Increasingly, wildlife trafficking is intertwined with other illicit activities that undermine national security and economic prosperity. Organized criminal networks are attracted to wildlife trafficking for its profitability, comparatively small risk of detection and prosecution, and light fines and jail sentences. The illegal trade in wildlife products such as ivory and rhino horn is estimated to total between $8-10 billion annually.
Combating wildlife trafficking requires collaborative actions and cooperation among governments as well as civil society, non-governmental organizations, and the private sector.
One of the first international actions following our National Strategy’s release came six days later, on February 17, when U.S. Secretary of State John Kerry signed a Memorandum of Understanding to Conserve Wildlife and Combat Wildlife Trafficking with Indonesian Minister of Forestry Zulkifli Hasan. Indonesian Foreign Minister Marty Natalegawa was instrumental in concluding this agreement and hosted the momentous occasion.
In April 2013, at the UN Crime Commission, the United States and Peru introduced a resolution on wildlife trafficking which encourages member states to treat wildlife trafficking as a “serious crime” pursuant to the UN Convention against Transnational Organized Crime (UNTOC). Ultimately, the resolution was adopted with over 20 countries, including Indonesia, co-sponsoring it. In July 2013, the UN Economic and Social Council adopted the resolution, further elevating it as a security issue within the UN.

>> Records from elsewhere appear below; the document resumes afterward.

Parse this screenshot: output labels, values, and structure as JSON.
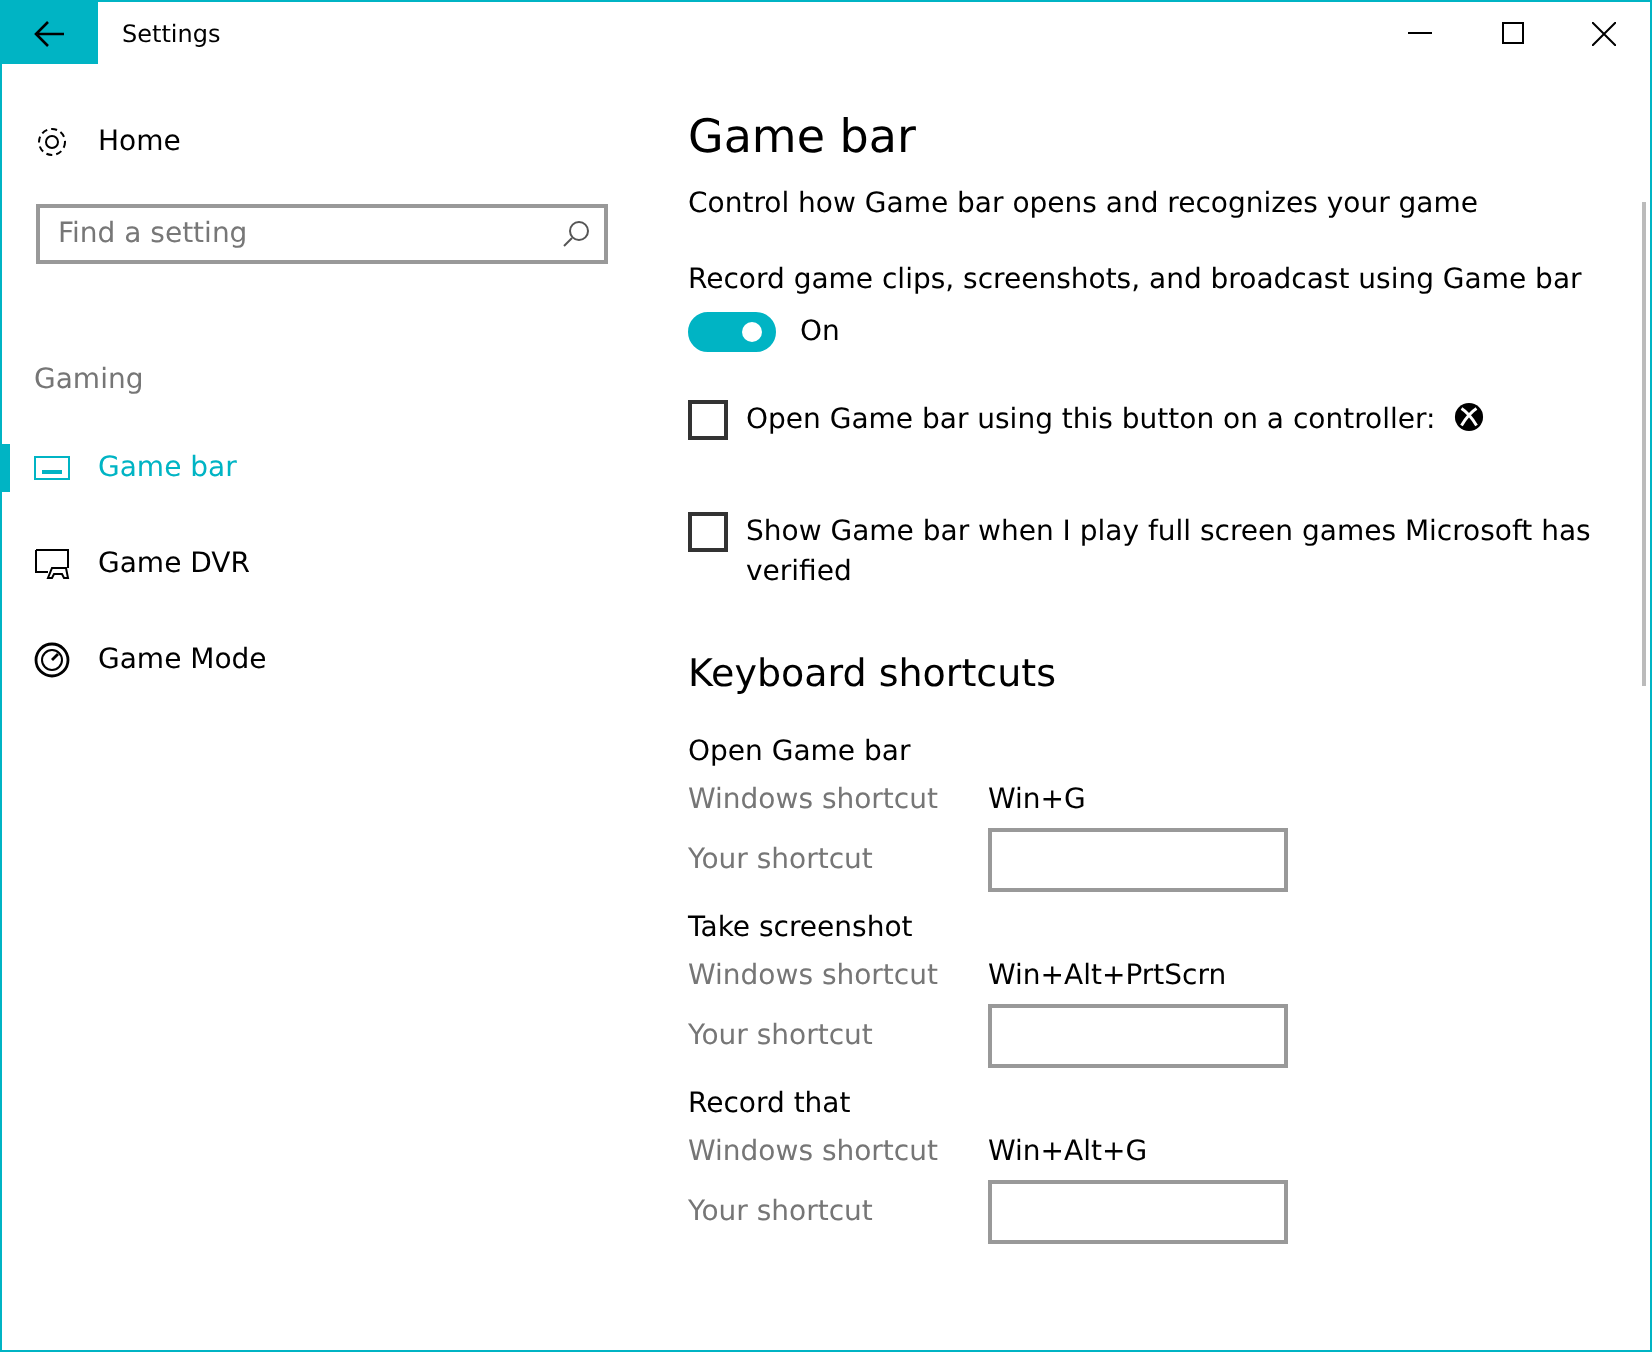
{
  "window": {
    "title": "Settings"
  },
  "sidebar": {
    "home": "Home",
    "search": {
      "placeholder": "Find a setting"
    },
    "section": "Gaming",
    "items": [
      {
        "label": "Game bar",
        "selected": true
      },
      {
        "label": "Game DVR",
        "selected": false
      },
      {
        "label": "Game Mode",
        "selected": false
      }
    ]
  },
  "page": {
    "title": "Game bar",
    "subtitle": "Control how Game bar opens and recognizes your game",
    "toggle": {
      "label": "Record game clips, screenshots, and broadcast using Game bar",
      "on": true,
      "state_text": "On"
    },
    "checkboxes": [
      {
        "label": "Open Game bar using this button on a controller:",
        "checked": false,
        "button_icon": true
      },
      {
        "label": "Show Game bar when I play full screen games Microsoft has verified",
        "checked": false,
        "button_icon": false
      }
    ],
    "shortcuts_title": "Keyboard shortcuts",
    "shortcuts": [
      {
        "name": "Open Game bar",
        "windows_label": "Windows shortcut",
        "windows_value": "Win+G",
        "yours_label": "Your shortcut"
      },
      {
        "name": "Take screenshot",
        "windows_label": "Windows shortcut",
        "windows_value": "Win+Alt+PrtScrn",
        "yours_label": "Your shortcut"
      },
      {
        "name": "Record that",
        "windows_label": "Windows shortcut",
        "windows_value": "Win+Alt+G",
        "yours_label": "Your shortcut"
      }
    ]
  }
}
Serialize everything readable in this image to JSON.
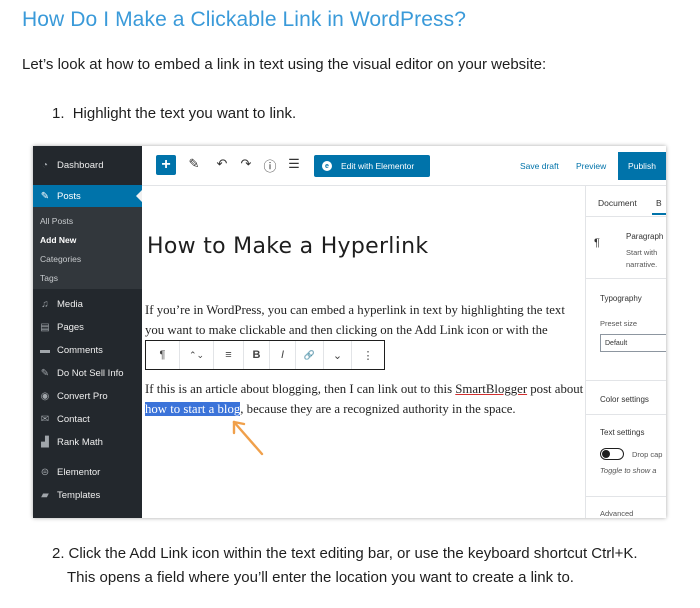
{
  "article": {
    "title": "How Do I Make a Clickable Link in WordPress?",
    "intro": "Let’s look at how to embed a link in text using the visual editor on your website:",
    "steps": [
      {
        "num": "1.",
        "text": "Highlight the text you want to link."
      },
      {
        "num": "2.",
        "line1": "Click the Add Link icon within the text editing bar, or use the keyboard shortcut Ctrl+K.",
        "line2": "This opens a field where you’ll enter the location you want to create a link to."
      }
    ]
  },
  "screenshot": {
    "sidebar": {
      "items": [
        {
          "label": "Dashboard",
          "icon": "dashboard-icon"
        },
        {
          "label": "Posts",
          "icon": "pin-icon"
        },
        {
          "label": "Media",
          "icon": "media-icon"
        },
        {
          "label": "Pages",
          "icon": "pages-icon"
        },
        {
          "label": "Comments",
          "icon": "comments-icon"
        },
        {
          "label": "Do Not Sell Info",
          "icon": "pin-icon"
        },
        {
          "label": "Convert Pro",
          "icon": "convert-pro-icon"
        },
        {
          "label": "Contact",
          "icon": "envelope-icon"
        },
        {
          "label": "Rank Math",
          "icon": "chart-icon"
        },
        {
          "label": "Elementor",
          "icon": "elementor-icon"
        },
        {
          "label": "Templates",
          "icon": "folder-icon"
        }
      ],
      "subitems": [
        "All Posts",
        "Add New",
        "Categories",
        "Tags"
      ]
    },
    "toolbar": {
      "plus": "+",
      "elementor_label": "Edit with Elementor",
      "save_draft": "Save draft",
      "preview": "Preview",
      "publish": "Publish"
    },
    "editor": {
      "post_title": "How to Make a Hyperlink",
      "para1": "If you’re in WordPress, you can embed a hyperlink in text by highlighting the text you want to make clickable and then clicking on the Add Link icon or with the",
      "para2_before": "If this is an article about blogging, then I can link out to this ",
      "para2_link": "SmartBlogger",
      "para2_mid": " post about ",
      "para2_selected": "how to start a blog",
      "para2_after": ", because they are a recognized authority in the space.",
      "block_toolbar": [
        "¶",
        "⌃⌄",
        "≡",
        "B",
        "I",
        "🔗",
        "⌄",
        "⋮"
      ]
    },
    "settings": {
      "tab_document": "Document",
      "tab_block": "B",
      "block_type": "Paragraph",
      "block_desc_1": "Start with",
      "block_desc_2": "narrative.",
      "typography": "Typography",
      "preset_size": "Preset size",
      "preset_value": "Default",
      "color_settings": "Color settings",
      "text_settings": "Text settings",
      "drop_cap": "Drop cap",
      "drop_cap_hint": "Toggle to show a",
      "advanced": "Advanced"
    }
  }
}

The United States also continues to partner with regional organizations to take bold action on combating wildlife trafficking and related crimes such as corruption and money laundering, such as through APEC’s Pathfinder initiative, an APEC partnership with ASEAN and the Pacific Islands Forum on combating corruption and illicit trade.
Since 2004, the Department of State has been pleased to work with Indonesia and other Southeast Asian countries to establish and strengthen the ASEAN regional wildlife enforcement network. Since that time, the Department of State and the U.S. Agency for International Development have invested $16 million to combat wildlife trafficking through the ASEAN-Wildlife Enforcement Network and Asia’s Regional Response to Endangered Species Trafficking (ARREST) programs.
On January 12, during a global wildlife enforcement operation, and capacity-building effort, that included law enforcement officials from Indonesia, the United States, China and 25 other African and Asian countries, authorities made over 400 arrests of wildlife criminals and 350 major wildlife seizures, including, in Hong Kong, the rescue of more than 2,000 rare Indonesian turtles that were repatriated on February 13.
These successes demonstrate the importance of working together on wildlife trafficking issues and what our cooperation can achieve.
Ultimately, the success of this workshop and the three that will follow depends on the participants. As professional investigators and prosecutors, you serve a very important role. Take the opportunity of this workshop to build relationships and discuss how you can best work together – through information sharing and collaboration on enforcement efforts – to combat wildlife trafficking.